* [WHAT IS EXPECTED]:
Exactly repeat the full listing that follows.

[INPUT DATA — start]

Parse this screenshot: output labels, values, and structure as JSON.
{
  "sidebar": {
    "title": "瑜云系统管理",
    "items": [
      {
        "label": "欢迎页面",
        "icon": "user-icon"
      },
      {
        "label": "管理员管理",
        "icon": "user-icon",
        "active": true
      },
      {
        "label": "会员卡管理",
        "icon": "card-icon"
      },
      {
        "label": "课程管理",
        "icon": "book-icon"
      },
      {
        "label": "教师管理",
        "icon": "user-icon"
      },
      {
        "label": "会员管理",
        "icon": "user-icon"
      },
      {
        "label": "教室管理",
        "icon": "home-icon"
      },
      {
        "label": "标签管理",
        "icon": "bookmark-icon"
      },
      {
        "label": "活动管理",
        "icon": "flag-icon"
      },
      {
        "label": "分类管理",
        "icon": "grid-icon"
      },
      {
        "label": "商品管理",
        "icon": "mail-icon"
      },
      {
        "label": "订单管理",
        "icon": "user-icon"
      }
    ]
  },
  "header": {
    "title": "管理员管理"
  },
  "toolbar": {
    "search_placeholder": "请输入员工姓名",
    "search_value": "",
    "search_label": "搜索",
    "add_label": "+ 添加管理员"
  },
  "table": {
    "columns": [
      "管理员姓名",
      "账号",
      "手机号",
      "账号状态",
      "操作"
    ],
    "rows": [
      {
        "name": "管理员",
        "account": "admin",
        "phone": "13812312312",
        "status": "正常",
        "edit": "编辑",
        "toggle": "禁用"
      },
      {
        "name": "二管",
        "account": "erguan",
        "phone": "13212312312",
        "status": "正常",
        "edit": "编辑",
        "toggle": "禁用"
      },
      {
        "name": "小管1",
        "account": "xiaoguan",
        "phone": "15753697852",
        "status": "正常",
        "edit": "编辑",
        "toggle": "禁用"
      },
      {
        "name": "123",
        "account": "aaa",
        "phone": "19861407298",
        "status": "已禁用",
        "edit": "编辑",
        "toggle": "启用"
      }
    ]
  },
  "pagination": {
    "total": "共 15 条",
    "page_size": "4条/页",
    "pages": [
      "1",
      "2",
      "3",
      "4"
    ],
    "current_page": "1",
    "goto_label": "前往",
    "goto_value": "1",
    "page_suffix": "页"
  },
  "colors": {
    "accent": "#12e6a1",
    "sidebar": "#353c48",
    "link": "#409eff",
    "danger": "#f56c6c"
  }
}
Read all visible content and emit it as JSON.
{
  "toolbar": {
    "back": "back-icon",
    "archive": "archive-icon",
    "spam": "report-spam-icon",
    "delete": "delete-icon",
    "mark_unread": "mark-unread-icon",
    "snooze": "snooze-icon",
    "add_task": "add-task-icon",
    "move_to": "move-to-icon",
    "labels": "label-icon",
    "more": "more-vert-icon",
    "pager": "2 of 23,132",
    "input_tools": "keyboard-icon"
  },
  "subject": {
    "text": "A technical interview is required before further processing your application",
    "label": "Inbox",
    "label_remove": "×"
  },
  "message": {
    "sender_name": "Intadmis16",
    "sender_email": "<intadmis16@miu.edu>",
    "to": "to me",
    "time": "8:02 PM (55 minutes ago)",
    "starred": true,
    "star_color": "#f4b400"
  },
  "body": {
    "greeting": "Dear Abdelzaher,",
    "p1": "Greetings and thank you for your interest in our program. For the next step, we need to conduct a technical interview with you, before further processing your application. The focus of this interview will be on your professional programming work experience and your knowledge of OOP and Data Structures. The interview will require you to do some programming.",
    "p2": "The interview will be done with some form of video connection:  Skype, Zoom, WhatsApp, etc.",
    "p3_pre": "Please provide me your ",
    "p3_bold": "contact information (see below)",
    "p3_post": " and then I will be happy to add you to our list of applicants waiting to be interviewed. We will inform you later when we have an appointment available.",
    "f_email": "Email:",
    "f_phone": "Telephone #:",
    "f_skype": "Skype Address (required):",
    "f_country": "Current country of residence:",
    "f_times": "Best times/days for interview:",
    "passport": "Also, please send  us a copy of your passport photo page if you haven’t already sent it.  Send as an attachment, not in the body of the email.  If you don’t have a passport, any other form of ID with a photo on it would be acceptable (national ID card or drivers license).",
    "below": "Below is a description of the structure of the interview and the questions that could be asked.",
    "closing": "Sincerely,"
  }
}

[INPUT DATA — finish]

* [FINISHED TASK]:
Parse this screenshot: output labels, values, and structure as JSON.
{
  "sidebar": {
    "title": "瑜云系统管理",
    "items": [
      {
        "label": "欢迎页面",
        "icon": "user-icon"
      },
      {
        "label": "管理员管理",
        "icon": "user-icon",
        "active": true
      },
      {
        "label": "会员卡管理",
        "icon": "card-icon"
      },
      {
        "label": "课程管理",
        "icon": "book-icon"
      },
      {
        "label": "教师管理",
        "icon": "user-icon"
      },
      {
        "label": "会员管理",
        "icon": "user-icon"
      },
      {
        "label": "教室管理",
        "icon": "home-icon"
      },
      {
        "label": "标签管理",
        "icon": "bookmark-icon"
      },
      {
        "label": "活动管理",
        "icon": "flag-icon"
      },
      {
        "label": "分类管理",
        "icon": "grid-icon"
      },
      {
        "label": "商品管理",
        "icon": "mail-icon"
      },
      {
        "label": "订单管理",
        "icon": "user-icon"
      }
    ]
  },
  "header": {
    "title": "管理员管理"
  },
  "toolbar": {
    "search_placeholder": "请输入员工姓名",
    "search_value": "",
    "search_label": "搜索",
    "add_label": "+ 添加管理员"
  },
  "table": {
    "columns": [
      "管理员姓名",
      "账号",
      "手机号",
      "账号状态",
      "操作"
    ],
    "rows": [
      {
        "name": "管理员",
        "account": "admin",
        "phone": "13812312312",
        "status": "正常",
        "edit": "编辑",
        "toggle": "禁用"
      },
      {
        "name": "二管",
        "account": "erguan",
        "phone": "13212312312",
        "status": "正常",
        "edit": "编辑",
        "toggle": "禁用"
      },
      {
        "name": "小管1",
        "account": "xiaoguan",
        "phone": "15753697852",
        "status": "正常",
        "edit": "编辑",
        "toggle": "禁用"
      },
      {
        "name": "123",
        "account": "aaa",
        "phone": "19861407298",
        "status": "已禁用",
        "edit": "编辑",
        "toggle": "启用"
      }
    ]
  },
  "pagination": {
    "total": "共 15 条",
    "page_size": "4条/页",
    "pages": [
      "1",
      "2",
      "3",
      "4"
    ],
    "current_page": "1",
    "goto_label": "前往",
    "goto_value": "1",
    "page_suffix": "页"
  },
  "colors": {
    "accent": "#12e6a1",
    "sidebar": "#353c48",
    "link": "#409eff",
    "danger": "#f56c6c"
  }
}
Read all visible content and emit it as JSON.
{
  "toolbar": {
    "back": "back-icon",
    "archive": "archive-icon",
    "spam": "report-spam-icon",
    "delete": "delete-icon",
    "mark_unread": "mark-unread-icon",
    "snooze": "snooze-icon",
    "add_task": "add-task-icon",
    "move_to": "move-to-icon",
    "labels": "label-icon",
    "more": "more-vert-icon",
    "pager": "2 of 23,132",
    "input_tools": "keyboard-icon"
  },
  "subject": {
    "text": "A technical interview is required before further processing your application",
    "label": "Inbox",
    "label_remove": "×"
  },
  "message": {
    "sender_name": "Intadmis16",
    "sender_email": "<intadmis16@miu.edu>",
    "to": "to me",
    "time": "8:02 PM (55 minutes ago)",
    "starred": true,
    "star_color": "#f4b400"
  },
  "body": {
    "greeting": "Dear Abdelzaher,",
    "p1": "Greetings and thank you for your interest in our program. For the next step, we need to conduct a technical interview with you, before further processing your application. The focus of this interview will be on your professional programming work experience and your knowledge of OOP and Data Structures. The interview will require you to do some programming.",
    "p2": "The interview will be done with some form of video connection:  Skype, Zoom, WhatsApp, etc.",
    "p3_pre": "Please provide me your ",
    "p3_bold": "contact information (see below)",
    "p3_post": " and then I will be happy to add you to our list of applicants waiting to be interviewed. We will inform you later when we have an appointment available.",
    "f_email": "Email:",
    "f_phone": "Telephone #:",
    "f_skype": "Skype Address (required):",
    "f_country": "Current country of residence:",
    "f_times": "Best times/days for interview:",
    "passport": "Also, please send  us a copy of your passport photo page if you haven’t already sent it.  Send as an attachment, not in the body of the email.  If you don’t have a passport, any other form of ID with a photo on it would be acceptable (national ID card or drivers license).",
    "below": "Below is a description of the structure of the interview and the questions that could be asked.",
    "closing": "Sincerely,"
  }
}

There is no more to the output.